Article: No scientific link between childhood vaccines and autism

Oct 08, 2009

A new article recently published in the Journal for Specialists in Pediatric Nursing explored vaccination history, vaccine safety monitoring systems in the U.S., and the two most publicized theoretical vaccine-related exposures associated with autism - the vaccine preservative thimerosal and the measles, mumps, and rubella (MMR) vaccine. A review of published research shows that there is not convincing scientific evidence supporting a relationship between vaccines and autism. The article is part of a special issue, which includes five articles focusing on the topic of autism.

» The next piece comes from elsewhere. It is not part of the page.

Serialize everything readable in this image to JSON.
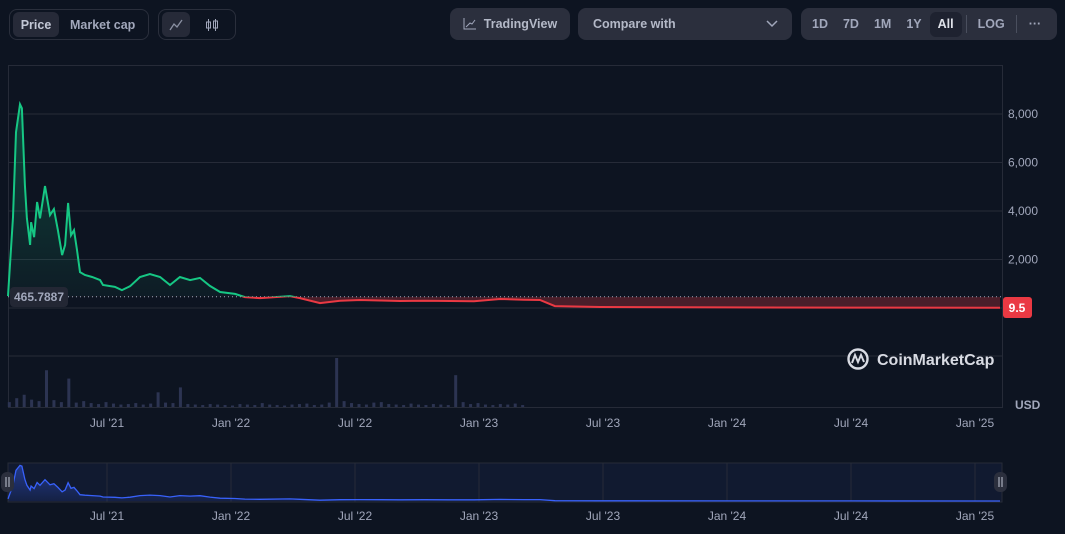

By definition, the onset of autism occurs prior to age three. No clear cause of autism has been identified, although various possible associations have been examined. There has been growing interest in environmental exposures, including vaccinations. Childhood vaccinations are administered as early as possible to assure that infants are protected against diseases that occur in early childhood. This time period often coincides with the time period that autism may be suspected or diagnosed.

A British paper published about 10 years ago seemingly made the claim that receipt of the MMR was associated with autism.
This initial report of a possible relationship between the MMR vaccine and the onset of autism received significant attention, and in England, MMR immunization rates dropped and the number of measles cases rose dramatically over the next decade.

In response to this concern in the U.S., the CDC and NIH examined vaccine safety issues and after performing an in-depth review of the relevant literature, rejected a causal relationship between the MMR vaccine and autism. Eventually most of the authors of the original British paper also asked to retract the interpretation of their findings.

Concerns have also been raised about thimerosal, a preservative in multidose vaccines that was removed from routine vaccines in 2001 in the US and in 1992 in Denmark and Sweden. Despite the removal in Denmark and Sweden, autism rates have continued to increase there. Other studies have failed to find a link as well. Finally, in February 2009, the U.S. Court of Federal claims found that the MMR vaccine and thimerosal containing vaccines were not causal factors in the development of .

"Nurses are often in the unique position of providing advice regarding vaccines in their formal practice areas as well as in their daily lives," the authors note. "It is thus imperative that they have knowledge of the research and its results when discussing vaccines with parents, peers, and medical health professionals."

Source: Wiley (news : web)

Explore further: Controlling Ebola in West Africa most effective way to decrease international risk

add to favorites email to friend print save as pdf

Related Stories

Vaccines and autism: Many hypotheses, but no correlation

Jan 30, 2009

An extensive new review summarizes the many studies refuting the claim of a link between vaccines and autism. The review, in the February 15, 2009 issue of Clinical Infectious Diseases and now available online, looks at the ...

Does the H1N1 vaccine contain mercury?

Sep 15, 2009

In the words of President Obama "don't be alarmed, be prepared" for the swine flu (or, officially, the H1N1 virus). But what if the preparation is more alarming than the flu?

Survey confirms parents' fears, confusion over autism

Oct 03, 2008

The first national survey of attitudes toward autism reveals that a small but significant percentage of people still believe the disease is caused by childhood vaccines. The survey of 1000 randomly selected adults was conducted ...

Recommended for you

WHO: Ebola vaccine trials in W. Africa in January

19 minutes ago

Tens of thousands of doses of experimental Ebola vaccines could be available for "real-world" testing in West Africa as soon as January as long as they are deemed safe, a top World Health Organization official ...

Ebola cases rise sharply in western Sierra Leone

29 minutes ago

After emerging months ago in eastern Sierra Leone, Ebola is now hitting the western edges of the country where the capital is located with dozens of people falling sick each day, the government said Tuesday. So many people ...

US orders new screening for Ebola

49 minutes ago

Everyone coming to the United States from the three West African countries at the center of the Ebola outbreak will now be screened for the deadly disease at one of five airports, the Homeland Security Department said Tuesday.

User comments : 0